PROVIDED RECORDS section start
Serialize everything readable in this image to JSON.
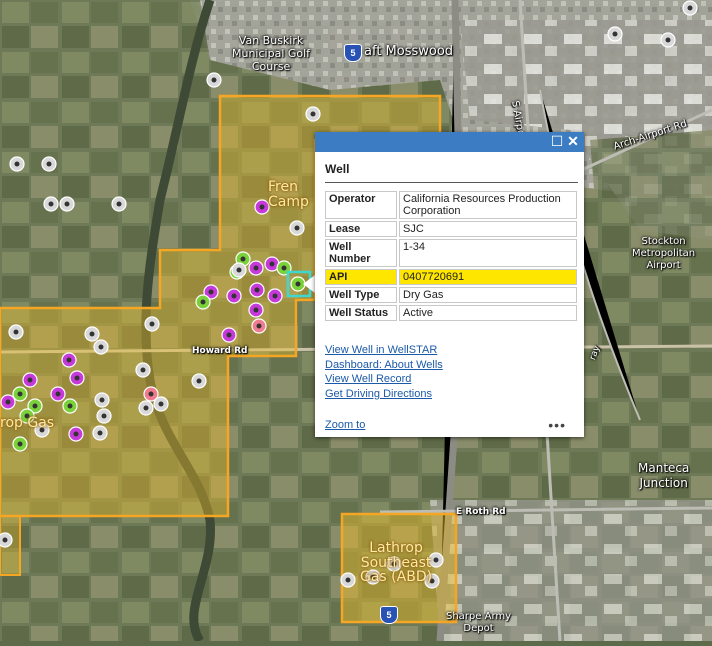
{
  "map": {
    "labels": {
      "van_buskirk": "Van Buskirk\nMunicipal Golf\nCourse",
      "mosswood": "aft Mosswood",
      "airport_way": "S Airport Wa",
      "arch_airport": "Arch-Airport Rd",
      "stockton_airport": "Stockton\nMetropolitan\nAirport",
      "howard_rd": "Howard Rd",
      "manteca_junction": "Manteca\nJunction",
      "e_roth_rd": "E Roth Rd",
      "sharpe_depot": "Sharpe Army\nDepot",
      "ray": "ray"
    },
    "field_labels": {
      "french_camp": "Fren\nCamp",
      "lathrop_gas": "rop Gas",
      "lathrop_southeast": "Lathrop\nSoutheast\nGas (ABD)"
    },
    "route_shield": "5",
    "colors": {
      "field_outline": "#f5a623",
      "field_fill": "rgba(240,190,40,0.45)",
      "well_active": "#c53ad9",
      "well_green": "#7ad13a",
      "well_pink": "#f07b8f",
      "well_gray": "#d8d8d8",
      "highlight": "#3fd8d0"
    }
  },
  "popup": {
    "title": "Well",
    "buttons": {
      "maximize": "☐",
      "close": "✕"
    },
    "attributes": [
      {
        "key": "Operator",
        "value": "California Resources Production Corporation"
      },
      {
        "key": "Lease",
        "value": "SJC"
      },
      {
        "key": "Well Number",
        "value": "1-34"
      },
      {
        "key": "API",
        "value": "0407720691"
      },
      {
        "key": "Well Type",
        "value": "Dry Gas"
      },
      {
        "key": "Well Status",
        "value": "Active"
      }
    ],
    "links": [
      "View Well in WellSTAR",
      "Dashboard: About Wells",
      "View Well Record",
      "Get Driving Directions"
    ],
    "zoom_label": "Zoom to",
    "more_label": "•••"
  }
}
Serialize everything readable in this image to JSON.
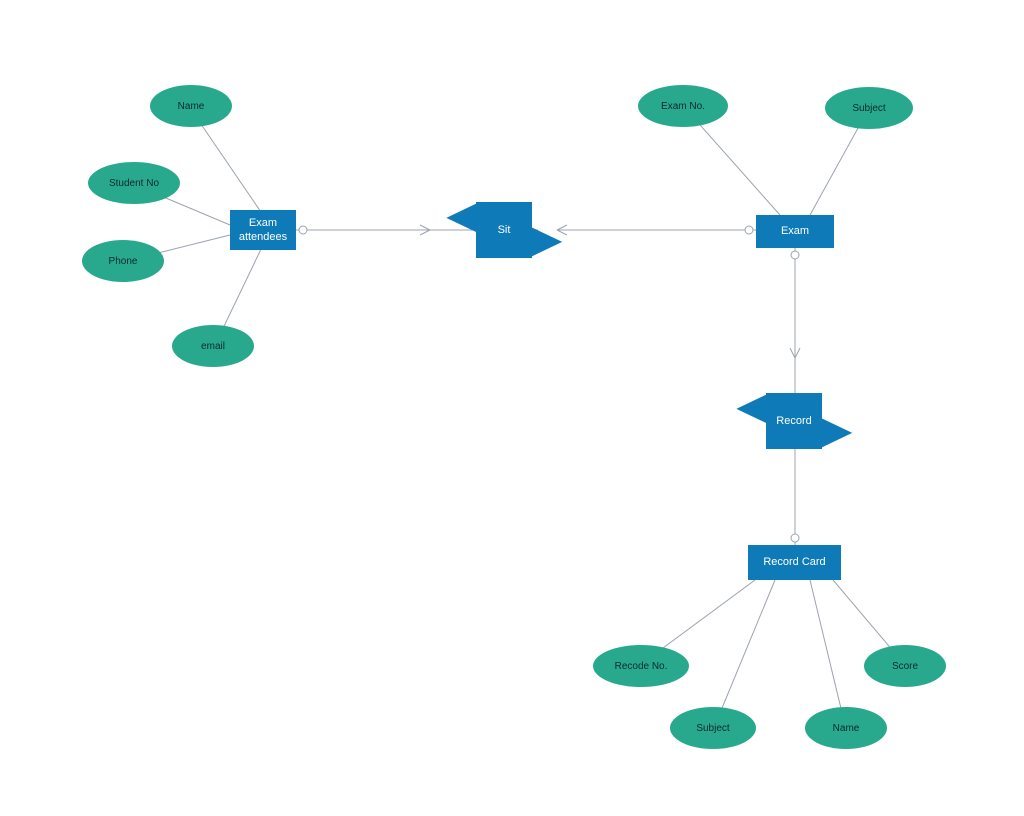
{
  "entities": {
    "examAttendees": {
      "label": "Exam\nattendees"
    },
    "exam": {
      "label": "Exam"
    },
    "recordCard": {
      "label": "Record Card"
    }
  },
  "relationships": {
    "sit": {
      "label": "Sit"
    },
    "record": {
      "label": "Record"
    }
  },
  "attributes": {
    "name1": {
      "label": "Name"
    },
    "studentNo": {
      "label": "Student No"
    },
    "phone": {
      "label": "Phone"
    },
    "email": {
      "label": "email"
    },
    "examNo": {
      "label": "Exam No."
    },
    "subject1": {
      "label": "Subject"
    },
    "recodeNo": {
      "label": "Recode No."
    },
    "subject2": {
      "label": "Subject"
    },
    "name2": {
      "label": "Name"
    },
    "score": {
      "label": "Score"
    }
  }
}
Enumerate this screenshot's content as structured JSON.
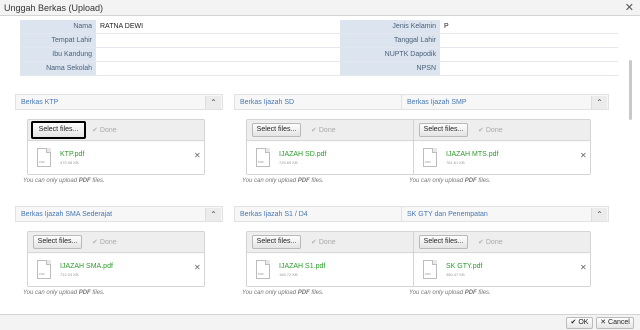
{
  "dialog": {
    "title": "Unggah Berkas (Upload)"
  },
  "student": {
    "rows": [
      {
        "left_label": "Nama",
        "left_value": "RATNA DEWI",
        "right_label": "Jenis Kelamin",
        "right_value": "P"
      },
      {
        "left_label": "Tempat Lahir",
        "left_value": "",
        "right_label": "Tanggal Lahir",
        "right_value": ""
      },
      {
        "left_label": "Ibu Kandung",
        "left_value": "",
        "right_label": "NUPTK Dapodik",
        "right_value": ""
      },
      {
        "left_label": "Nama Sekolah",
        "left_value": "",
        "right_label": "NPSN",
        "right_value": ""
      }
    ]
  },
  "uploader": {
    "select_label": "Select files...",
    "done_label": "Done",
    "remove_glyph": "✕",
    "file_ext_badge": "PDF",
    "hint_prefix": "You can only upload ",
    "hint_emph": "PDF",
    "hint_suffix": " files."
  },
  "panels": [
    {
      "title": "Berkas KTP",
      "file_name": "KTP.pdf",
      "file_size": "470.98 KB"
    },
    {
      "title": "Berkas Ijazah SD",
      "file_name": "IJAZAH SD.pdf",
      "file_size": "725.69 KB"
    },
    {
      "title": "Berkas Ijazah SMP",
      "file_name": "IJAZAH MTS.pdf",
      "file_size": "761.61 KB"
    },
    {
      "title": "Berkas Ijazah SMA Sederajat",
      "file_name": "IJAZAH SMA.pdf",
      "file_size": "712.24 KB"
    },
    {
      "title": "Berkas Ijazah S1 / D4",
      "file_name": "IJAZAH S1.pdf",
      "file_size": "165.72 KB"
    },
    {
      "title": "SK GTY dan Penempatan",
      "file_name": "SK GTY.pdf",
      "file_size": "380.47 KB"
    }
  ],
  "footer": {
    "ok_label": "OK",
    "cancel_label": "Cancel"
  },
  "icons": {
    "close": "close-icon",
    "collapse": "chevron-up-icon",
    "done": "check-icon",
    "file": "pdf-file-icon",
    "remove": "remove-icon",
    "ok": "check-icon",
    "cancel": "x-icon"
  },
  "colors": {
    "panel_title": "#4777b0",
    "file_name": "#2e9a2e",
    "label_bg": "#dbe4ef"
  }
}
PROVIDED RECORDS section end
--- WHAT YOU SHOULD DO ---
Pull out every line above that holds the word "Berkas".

--- EXERCISE ANSWER ---
    "title": "Unggah Berkas (Upload)"
      "title": "Berkas KTP",
      "title": "Berkas Ijazah SD",
      "title": "Berkas Ijazah SMP",
      "title": "Berkas Ijazah SMA Sederajat",
      "title": "Berkas Ijazah S1 / D4",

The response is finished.